Natural language processing is a subfield of computer science in which researchers convert a written or spoken word into computable data, according to the lead researcher. Rebecca BassonioProfessor of Computer Science and Engineering at Penn State.
Led by Basuno, the researchers working on the ISLS paper extended the capabilities of an existing natural language processing tool called Bear Eval To evaluate ideas in students’ writing based on pre-defined and calculable rules of measurement. They called the new program PyrEval-CR.
“PyrEval-CR can provide middle school students with instant feedback on their science essays, which frees much of the assessment burden from the teacher, so that more writing assignments can be incorporated into middle school science curriculum,” Bassono said. At the same time, the software generates a summary report of the topics or ideas in articles from one or more semesters, so teachers can quickly determine whether students have truly understood a science lesson.
The beginnings of PyrEval-CR date back to 2004, when Passonneau worked with collaborators to develop pyramid method, where researchers manually annotate source documents to reliably rank written ideas in order of relevance. Beginning in 2012, Passonneau and its graduate students worked to automate Pyramid, leading to the creation of fully automated PyrEval, the precursor to PyrEval-CR.
Researchers tested the functionality and reliability of PyrEval-CR on hundreds of real-world middle school science articles from Wisconsin public schools. Sadhana PuntambikarD., a professor of educational psychology at the University of Wisconsin-Madison and a collaborator on both papers, has recruited science teachers and developed the science curriculum. It also provided historical student essay data that was necessary for the development of PyrEval-CR before it was published in the classroom.
“At PyrEval-CR, we created the same kind of model that PyrEval would have created from a few passages for expert writers, but we’ve expanded it to align with any logical evaluation standard for a given article,” Bassono said. “We did a lot of experiments to fine-tune the program, and then we confirmed that the evaluation of the program is closely related to the evaluation from a manual evaluation model developed and implemented by the Puntambekar laboratory.”
In the AIED paper, the researchers report technical details of how the PyrEval program was adapted to create PyrEval-CR. According to Passonneau, most software is designed as a set of modules, or building blocks, each with a different function.

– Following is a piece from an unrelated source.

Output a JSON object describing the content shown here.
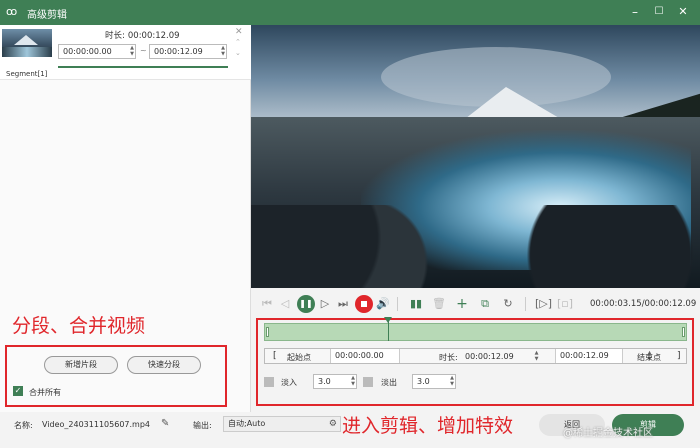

One of the PyrEval modules automatically creates the rubric, called the pyramid, from four to five reference texts written in the same student essay prompt. In the new PyrEval-CR, a rubric or computable rubric is generated semi-automatically before students receive an essay prompt.
“PyrEval-CR makes things easier for teachers in actual classrooms who use assessment rules, but usually do not have the resources to create their own rubric and test if it can be used by different people and achieve the same assessment of student work,” said Basuno.

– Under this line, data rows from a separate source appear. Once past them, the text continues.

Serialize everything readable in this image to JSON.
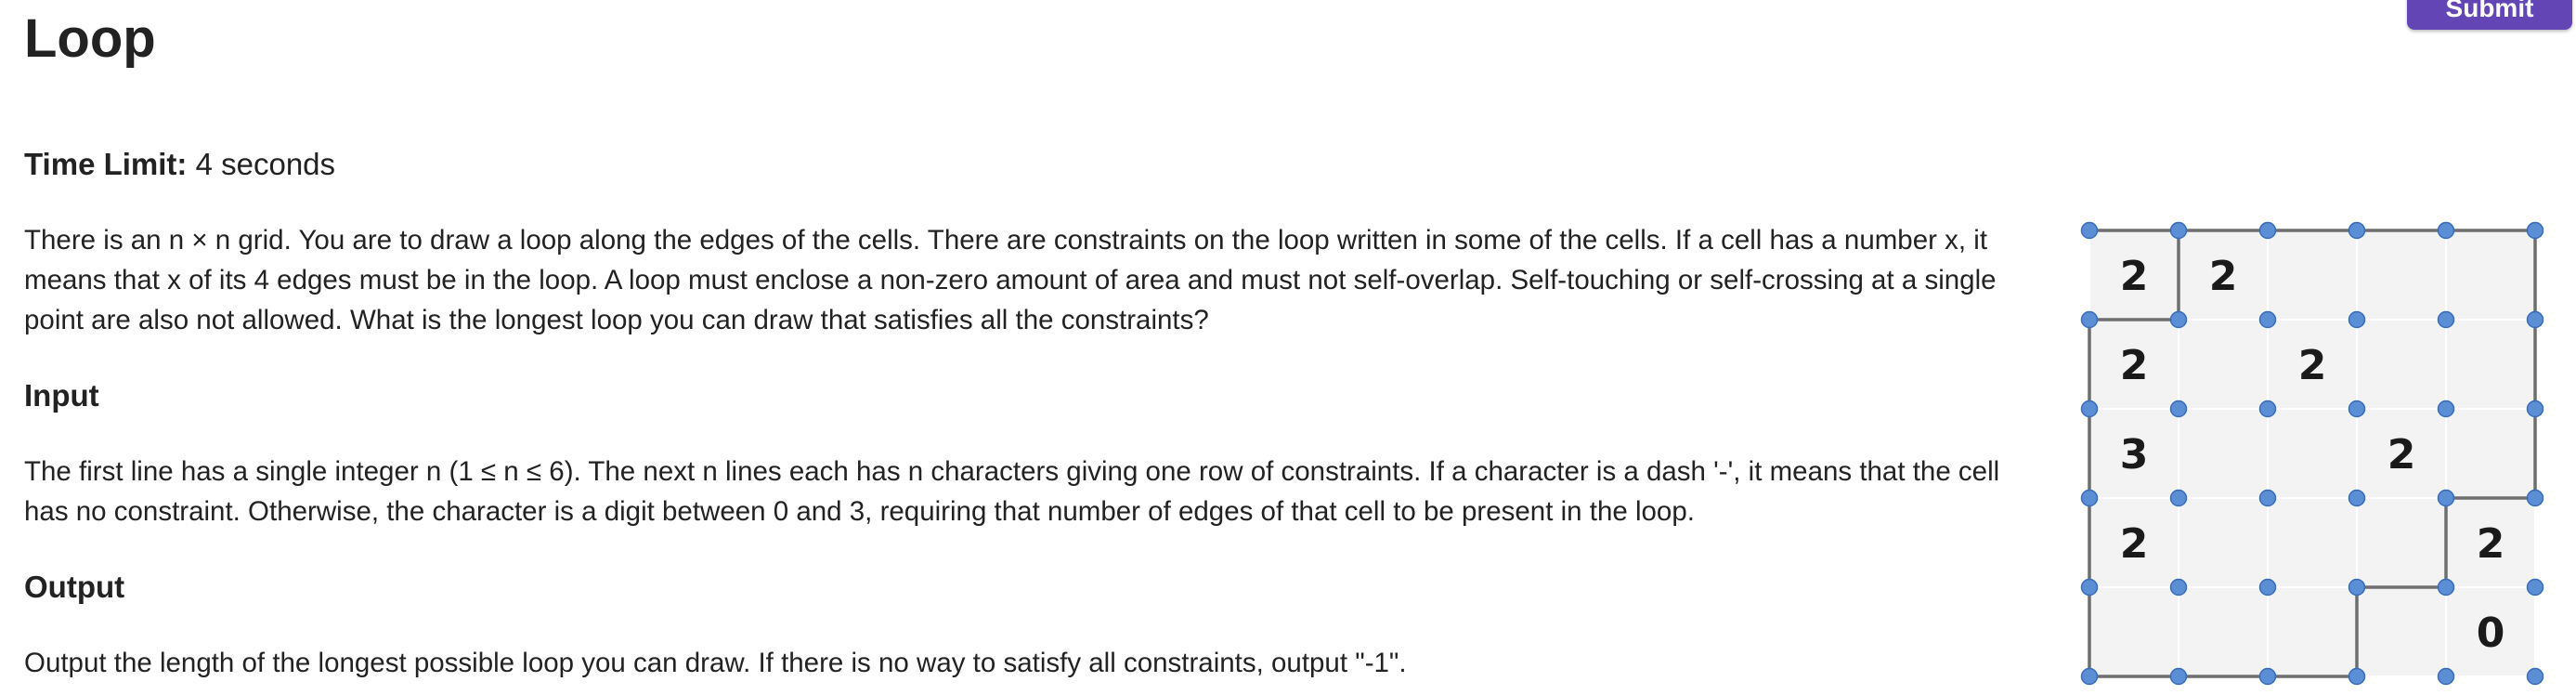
{
  "header": {
    "title": "Loop",
    "submit_label": "Submit"
  },
  "time_limit": {
    "label": "Time Limit:",
    "value": "4 seconds"
  },
  "statement": {
    "p1": "There is an n × n grid. You are to draw a loop along the edges of the cells. There are constraints on the loop written in some of the cells. If a cell has a number x, it means that x of its 4 edges must be in the loop. A loop must enclose a non-zero amount of area and must not self-overlap. Self-touching or self-crossing at a single point are also not allowed. What is the longest loop you can draw that satisfies all the constraints?"
  },
  "input_section": {
    "heading": "Input",
    "text": "The first line has a single integer n (1 ≤ n ≤ 6). The next n lines each has n characters giving one row of constraints. If a character is a dash '-', it means that the cell has no constraint. Otherwise, the character is a digit between 0 and 3, requiring that number of edges of that cell to be present in the loop."
  },
  "output_section": {
    "heading": "Output",
    "text": "Output the length of the longest possible loop you can draw. If there is no way to satisfy all constraints, output \"-1\"."
  },
  "figure": {
    "size": 5,
    "constraints": [
      [
        "2",
        "2",
        "-",
        "-",
        "-"
      ],
      [
        "2",
        "-",
        "2",
        "-",
        "-"
      ],
      [
        "3",
        "-",
        "-",
        "2",
        "-"
      ],
      [
        "2",
        "-",
        "-",
        "-",
        "2"
      ],
      [
        "-",
        "-",
        "-",
        "-",
        "0"
      ]
    ],
    "loop_vertices": [
      [
        0,
        0
      ],
      [
        1,
        0
      ],
      [
        1,
        1
      ],
      [
        0,
        1
      ],
      [
        0,
        2
      ],
      [
        0,
        3
      ],
      [
        0,
        4
      ],
      [
        0,
        5
      ],
      [
        1,
        5
      ],
      [
        2,
        5
      ],
      [
        3,
        5
      ],
      [
        3,
        4
      ],
      [
        4,
        4
      ],
      [
        4,
        3
      ],
      [
        5,
        3
      ],
      [
        5,
        2
      ],
      [
        5,
        1
      ],
      [
        5,
        0
      ],
      [
        4,
        0
      ],
      [
        3,
        0
      ],
      [
        2,
        0
      ]
    ],
    "colors": {
      "cell_fill": "#f3f3f3",
      "grid_line": "#ffffff",
      "loop_line": "#6e6e6e",
      "dot_fill": "#5a8fd6",
      "dot_stroke": "#3a6db8"
    }
  }
}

To evaluate essays, students’ sentences must first be broken down into individual sentences and then converted into fixed-length sequences of numbers, known as vectors, according to Basuno. To capture the meaning of sentences in converting them into vectors, an algorithm called Weighted Text Matrix Analysis is used. Basuno said the algorithm picked up basic similarities in meaning better than other methods tested.

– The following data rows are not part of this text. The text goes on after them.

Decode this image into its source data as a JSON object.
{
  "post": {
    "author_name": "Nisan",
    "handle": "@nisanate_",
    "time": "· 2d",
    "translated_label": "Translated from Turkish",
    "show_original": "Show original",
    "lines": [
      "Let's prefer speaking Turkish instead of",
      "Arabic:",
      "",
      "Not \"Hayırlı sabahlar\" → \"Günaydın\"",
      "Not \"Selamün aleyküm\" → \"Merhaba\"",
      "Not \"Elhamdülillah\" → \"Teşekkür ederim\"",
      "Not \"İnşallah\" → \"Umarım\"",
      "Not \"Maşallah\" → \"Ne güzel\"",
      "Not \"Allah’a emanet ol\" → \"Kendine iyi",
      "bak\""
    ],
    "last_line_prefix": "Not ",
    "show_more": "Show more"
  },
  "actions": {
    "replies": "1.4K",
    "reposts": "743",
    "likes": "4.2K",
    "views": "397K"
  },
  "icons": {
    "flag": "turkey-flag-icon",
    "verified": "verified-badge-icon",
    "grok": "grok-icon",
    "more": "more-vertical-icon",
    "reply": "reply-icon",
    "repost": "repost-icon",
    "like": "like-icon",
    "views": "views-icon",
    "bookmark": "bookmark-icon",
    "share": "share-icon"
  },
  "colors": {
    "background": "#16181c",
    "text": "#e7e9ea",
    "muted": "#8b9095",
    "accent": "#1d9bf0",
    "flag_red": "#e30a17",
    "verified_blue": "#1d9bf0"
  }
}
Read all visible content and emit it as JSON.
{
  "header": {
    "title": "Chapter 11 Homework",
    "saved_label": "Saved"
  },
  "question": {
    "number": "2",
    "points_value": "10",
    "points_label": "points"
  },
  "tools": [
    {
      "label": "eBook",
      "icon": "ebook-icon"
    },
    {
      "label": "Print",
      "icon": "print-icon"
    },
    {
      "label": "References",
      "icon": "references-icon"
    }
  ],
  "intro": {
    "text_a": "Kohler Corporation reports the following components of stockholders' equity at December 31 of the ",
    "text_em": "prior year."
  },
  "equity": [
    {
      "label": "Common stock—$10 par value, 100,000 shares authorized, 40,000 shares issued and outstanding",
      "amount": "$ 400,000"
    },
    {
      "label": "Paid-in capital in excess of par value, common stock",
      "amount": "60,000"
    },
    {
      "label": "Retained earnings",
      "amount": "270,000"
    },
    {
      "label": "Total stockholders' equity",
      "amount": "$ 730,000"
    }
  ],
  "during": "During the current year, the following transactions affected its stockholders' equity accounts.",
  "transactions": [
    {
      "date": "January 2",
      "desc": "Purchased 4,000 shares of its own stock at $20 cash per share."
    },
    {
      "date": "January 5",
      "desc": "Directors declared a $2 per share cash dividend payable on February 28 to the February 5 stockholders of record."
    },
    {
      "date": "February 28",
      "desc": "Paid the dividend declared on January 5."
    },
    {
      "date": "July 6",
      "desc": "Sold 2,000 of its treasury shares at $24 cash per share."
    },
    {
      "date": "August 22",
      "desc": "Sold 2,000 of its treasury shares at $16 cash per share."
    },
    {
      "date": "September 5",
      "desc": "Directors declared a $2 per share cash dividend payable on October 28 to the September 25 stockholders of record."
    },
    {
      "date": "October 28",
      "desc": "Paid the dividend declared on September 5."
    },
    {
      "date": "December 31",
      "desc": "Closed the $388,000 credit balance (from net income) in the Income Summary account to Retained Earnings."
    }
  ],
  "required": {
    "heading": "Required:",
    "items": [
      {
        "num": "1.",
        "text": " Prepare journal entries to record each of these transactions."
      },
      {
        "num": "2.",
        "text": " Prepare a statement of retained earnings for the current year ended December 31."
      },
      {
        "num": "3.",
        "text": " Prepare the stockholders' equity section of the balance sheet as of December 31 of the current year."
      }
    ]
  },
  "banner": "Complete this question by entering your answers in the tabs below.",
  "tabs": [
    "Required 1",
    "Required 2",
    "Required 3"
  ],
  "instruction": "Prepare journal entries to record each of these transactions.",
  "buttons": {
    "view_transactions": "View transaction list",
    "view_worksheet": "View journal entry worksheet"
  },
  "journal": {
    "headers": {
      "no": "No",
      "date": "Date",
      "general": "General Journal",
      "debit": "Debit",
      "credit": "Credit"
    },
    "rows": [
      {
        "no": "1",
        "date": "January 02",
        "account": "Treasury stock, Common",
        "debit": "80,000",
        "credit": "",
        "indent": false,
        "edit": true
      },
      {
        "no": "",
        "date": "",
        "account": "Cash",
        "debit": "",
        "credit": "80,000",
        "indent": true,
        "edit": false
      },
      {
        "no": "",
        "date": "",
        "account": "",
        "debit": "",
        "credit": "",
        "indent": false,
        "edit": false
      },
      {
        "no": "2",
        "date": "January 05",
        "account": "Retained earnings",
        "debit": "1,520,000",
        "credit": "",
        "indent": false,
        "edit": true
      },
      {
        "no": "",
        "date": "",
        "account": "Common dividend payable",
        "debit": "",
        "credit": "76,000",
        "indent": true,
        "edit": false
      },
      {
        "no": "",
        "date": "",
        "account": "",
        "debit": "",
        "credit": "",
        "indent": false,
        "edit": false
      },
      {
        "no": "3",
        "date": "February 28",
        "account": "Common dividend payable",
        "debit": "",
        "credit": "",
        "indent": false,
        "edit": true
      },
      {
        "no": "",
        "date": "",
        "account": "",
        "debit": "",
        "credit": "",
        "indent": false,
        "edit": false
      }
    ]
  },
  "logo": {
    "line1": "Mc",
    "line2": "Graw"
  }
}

The researchers adapted another algorithm, known as a weighted maximum independent set, to ensure that PyrEval-CR chooses the best parse for a given sentence.
“There are many ways to break up a sentence, and each sentence can be a complex sentence or a simple phrase,” said Basuno. Humans know if two sentences are the same by reading them. To simulate this human skill, we convert each of the evaluation rubric ideas into vectors, and create a graph where each matching node represents the student’s vector to the assessment model vectors, so that the program can find the optimal interpretation of the student’s essay.”
Ultimately, the researchers hope to deploy the assessment program in the classroom to make assigning and evaluating scholarly articles more practical for educators.
“With this research, we hope to support students’ learning in science classes, to give them enough support and feedback and then step back so that they can learn and accomplish on their own,” said Basuno. “The goal is to allow science, technology, engineering, and mathematics (STEM) teachers to easily implement writing tasks in their curriculum.”
In addition to Passonneau and Puntambekar, other contributors to the ISLS paper are: Purushartha Singh and ChanMin Kim, Penn State College of Electrical Engineering and Computer Science; and Dana Genesdillo, Samantha Baker, Choiseong Kang, and William Goss, from the University of Wisconsin-Madison. In addition to Passonneau and Puntambekar, other contributors to the AIED paper are Muhammad Wasih, Penn State College of Electrical Engineering and Computer Science. Singh, Kim and Kang.
The National Science Foundation supported this work.